Geltor CEO highlights scaling objectives to fulfil Gelita collaboration
22 Jan 2020 --- Biodesign company Geltor is at the forefront of animal-free proteins in the collagen sector, with the company set to launch its first ingestible product this year in collaboration with Gelita. This ingredient requires a new range of tests separate from Geltor’s personal care offerings, in addition to creating a new regulatory landscape to navigate. Alex Lorestani, Co-Founder and CEO, speaks with NutritionInsight about the burgeoning market for animal-free collagen, with respect to the challenges and opportunities ahead.
“Sourcing collagens from animals has always been a compromise. In modern times, marine, bovine and porcine collagens have been used for a wide variety of medical and industrial purposes, and its use for cosmetic and nutritional purposes dates back even further in history. Until now, we were limited by technology that dictated how and from which species we could obtain our collagens,” Lorestani explains.
Today, industrial fermentation and newer biodesign tools have made it possible to produce other types of collagen without animal inputs at any point in the production process. This includes the company’s “human collagen,” which had never before been made commercially available for consumer products. Dubbed HumaColl21, the product is touted as having maximum biocompatibility with human skin cells.
The company describes its method of manufacturing HumaColl21 as a “sustainable fermentation process similar to beer brewing” that enables production anywhere in the world using only a fraction of the land, water and time normally required to process animal collagen. Today, most collagen for consumer products is sourced from the skin and bones of factory-farmed pigs and cows, and from marine animals, often without consideration for biocompatibility with human skin.

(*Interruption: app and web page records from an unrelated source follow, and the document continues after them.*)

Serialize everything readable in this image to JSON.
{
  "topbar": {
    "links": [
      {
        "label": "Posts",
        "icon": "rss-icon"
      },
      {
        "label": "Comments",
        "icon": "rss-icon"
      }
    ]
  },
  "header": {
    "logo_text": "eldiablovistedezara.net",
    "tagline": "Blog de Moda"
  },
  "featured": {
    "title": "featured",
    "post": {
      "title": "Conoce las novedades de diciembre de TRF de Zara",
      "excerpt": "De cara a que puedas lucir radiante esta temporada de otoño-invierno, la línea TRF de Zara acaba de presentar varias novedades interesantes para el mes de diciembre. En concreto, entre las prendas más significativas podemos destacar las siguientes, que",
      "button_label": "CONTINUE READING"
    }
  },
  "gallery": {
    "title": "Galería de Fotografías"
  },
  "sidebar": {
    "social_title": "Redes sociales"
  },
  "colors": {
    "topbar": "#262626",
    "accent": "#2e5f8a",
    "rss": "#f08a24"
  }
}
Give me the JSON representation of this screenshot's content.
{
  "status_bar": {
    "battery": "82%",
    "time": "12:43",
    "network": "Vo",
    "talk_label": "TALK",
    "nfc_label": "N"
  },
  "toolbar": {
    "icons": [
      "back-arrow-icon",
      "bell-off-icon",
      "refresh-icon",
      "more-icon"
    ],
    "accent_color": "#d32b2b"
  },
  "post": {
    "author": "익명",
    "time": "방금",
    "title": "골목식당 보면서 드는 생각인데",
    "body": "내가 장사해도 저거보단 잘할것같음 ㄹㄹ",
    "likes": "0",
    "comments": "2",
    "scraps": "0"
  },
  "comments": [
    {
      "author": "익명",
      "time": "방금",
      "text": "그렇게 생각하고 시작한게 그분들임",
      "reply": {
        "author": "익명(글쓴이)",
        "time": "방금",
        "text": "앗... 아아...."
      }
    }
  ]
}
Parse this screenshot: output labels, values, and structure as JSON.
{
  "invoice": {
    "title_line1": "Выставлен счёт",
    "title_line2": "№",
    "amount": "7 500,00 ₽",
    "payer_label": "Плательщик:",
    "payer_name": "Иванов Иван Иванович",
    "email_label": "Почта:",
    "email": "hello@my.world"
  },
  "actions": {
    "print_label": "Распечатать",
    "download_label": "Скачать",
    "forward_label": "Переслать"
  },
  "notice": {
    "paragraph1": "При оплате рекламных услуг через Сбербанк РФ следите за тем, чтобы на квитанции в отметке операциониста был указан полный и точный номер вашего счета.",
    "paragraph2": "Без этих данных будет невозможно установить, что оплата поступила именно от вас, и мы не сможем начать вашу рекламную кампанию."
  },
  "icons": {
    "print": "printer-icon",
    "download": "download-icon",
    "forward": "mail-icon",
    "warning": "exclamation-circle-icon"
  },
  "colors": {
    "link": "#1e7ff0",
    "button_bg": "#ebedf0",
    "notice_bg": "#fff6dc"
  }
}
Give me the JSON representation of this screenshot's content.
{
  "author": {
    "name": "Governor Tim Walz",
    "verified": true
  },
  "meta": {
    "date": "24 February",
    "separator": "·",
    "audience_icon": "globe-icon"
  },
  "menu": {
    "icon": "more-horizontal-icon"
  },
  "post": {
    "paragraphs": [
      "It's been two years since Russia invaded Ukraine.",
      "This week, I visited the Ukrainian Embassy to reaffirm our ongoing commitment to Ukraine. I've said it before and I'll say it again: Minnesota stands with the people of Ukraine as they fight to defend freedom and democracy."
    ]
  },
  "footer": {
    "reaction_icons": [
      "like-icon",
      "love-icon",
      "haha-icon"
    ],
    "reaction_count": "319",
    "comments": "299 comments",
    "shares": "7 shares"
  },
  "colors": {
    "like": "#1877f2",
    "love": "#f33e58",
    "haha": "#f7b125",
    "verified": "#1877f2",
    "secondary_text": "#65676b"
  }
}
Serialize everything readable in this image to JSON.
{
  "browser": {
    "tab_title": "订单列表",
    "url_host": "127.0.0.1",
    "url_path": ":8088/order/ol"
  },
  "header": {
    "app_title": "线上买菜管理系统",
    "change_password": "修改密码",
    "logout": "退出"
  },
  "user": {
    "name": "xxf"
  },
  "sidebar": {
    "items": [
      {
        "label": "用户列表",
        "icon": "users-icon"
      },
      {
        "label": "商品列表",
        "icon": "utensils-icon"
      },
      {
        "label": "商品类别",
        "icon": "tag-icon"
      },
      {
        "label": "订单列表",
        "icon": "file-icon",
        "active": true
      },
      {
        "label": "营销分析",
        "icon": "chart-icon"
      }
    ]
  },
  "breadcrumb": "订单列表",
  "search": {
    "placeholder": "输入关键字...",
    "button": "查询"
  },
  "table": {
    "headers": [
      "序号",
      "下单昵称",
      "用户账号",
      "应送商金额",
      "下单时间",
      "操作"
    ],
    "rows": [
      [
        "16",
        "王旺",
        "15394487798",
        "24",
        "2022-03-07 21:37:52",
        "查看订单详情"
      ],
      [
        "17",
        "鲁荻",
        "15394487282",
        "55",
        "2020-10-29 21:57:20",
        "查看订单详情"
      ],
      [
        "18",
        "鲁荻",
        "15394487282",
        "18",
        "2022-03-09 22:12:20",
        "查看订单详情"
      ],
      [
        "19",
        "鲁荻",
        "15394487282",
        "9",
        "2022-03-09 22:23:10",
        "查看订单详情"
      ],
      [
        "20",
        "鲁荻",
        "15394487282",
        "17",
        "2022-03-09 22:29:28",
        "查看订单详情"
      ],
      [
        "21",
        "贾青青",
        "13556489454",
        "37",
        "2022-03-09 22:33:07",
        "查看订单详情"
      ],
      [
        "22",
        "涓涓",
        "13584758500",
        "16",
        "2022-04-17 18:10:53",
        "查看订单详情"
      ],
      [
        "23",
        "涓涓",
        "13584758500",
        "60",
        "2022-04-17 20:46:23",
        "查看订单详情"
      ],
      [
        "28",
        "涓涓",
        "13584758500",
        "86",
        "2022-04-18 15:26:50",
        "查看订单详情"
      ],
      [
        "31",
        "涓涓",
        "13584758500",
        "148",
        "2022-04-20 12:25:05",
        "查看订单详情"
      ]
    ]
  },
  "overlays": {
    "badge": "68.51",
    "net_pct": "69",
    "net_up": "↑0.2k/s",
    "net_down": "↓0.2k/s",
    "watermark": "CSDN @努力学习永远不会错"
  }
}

“HumaColl21 is the first and only collagen ingredient designed for use in topical skincare. From a sensory and formulation perspective, it is different right off the bat due to being virtually colorless and odorless – features that the animal-derived collagens are inherently challenged with. Our products have also been clinically tested and shown to be higher in purity and uniformity, and with superior results in the appearance of users’ skin compared to conventional collagens,” continues Lorestani.
A global shift in the collagen market
Lorestani further explains that these technological breakthroughs have occurred alongside the explosion of popularity of collagen and consumer proteins in general. There is also an increasing demand for those proteins to be made sustainably and without implicating animals. Indeed “The Plant-Based Revolution” and “The Sustain Domain” were crowned Innova Market Insights’ number two and three trends for 2020, respectively. The market researcher has indicated that 85 percent of, on average, US and UK consumers expect companies to invest in sustainability in 2019, up from 64 percent in 2018.
“Globally, Geltor-powered products are being purchased more than every 30 seconds. This shows that we’re already seeing a significant impact. Brands that were barred from using collagen in their formulations before – whether because of ethical concerns around animal sourcing or sensory issues – are now able to access a bona fide alternative,” says Lorestani.
He also believes that the company is raising the bar on consumer protein in general. “Biodesign is allowing the consumer packaged goods industry, on the whole, to rethink what’s possible for protein ingredients, from sourcing to specific functionality. It’s a really exciting time, and our technology is absolutely changing the game.”
Collaboration with Gelita
In addition to Geltor expanding its offerings from the beauty industry to food, it will also have to scale up production. This is while also taking into consideration different bioactivity and sensory factors like taste and texture for its proteins. “Geltor’s cosmetic ingredients are constantly undergoing different in vitro and clinical testing, but ingestible ingredients will require a completely different set of tests,” explains Lorestani.
The company’s next objective is to reach commercial-scale production for the ingestible collagen ingredient it is working on with Gelita. The companies signed a letter of intent for developing and commercializing the proteins at SupplySide West last October. Gelita will conduct clinical research and commercialize the product as an addition to its existing collagen portfolio of bioactive collagen peptides.
Looking back at the journey of Geltor, Lorestani cites scaling fast enough to meet the demand as the biggest challenge since the company launched marine collagen Collume two years ago. “Geltor’s biodesign platform incorporates standard biotechnology industry manufacturing practices. Therefore, scaling up to a commercial scale for our beauty ingredients has been relatively smooth. We were able to reach a commercial scale for the cosmetics industry thanks to the diverse expertise our team brings together from the synthetic biology, biofuels and food industries,” he concludes.
By Katherine Durrell, with additional reporting by Laxmi Haigh
To contact our editorial team please email us at email@example.com
Subscribe now to receive the latest news directly into your inbox.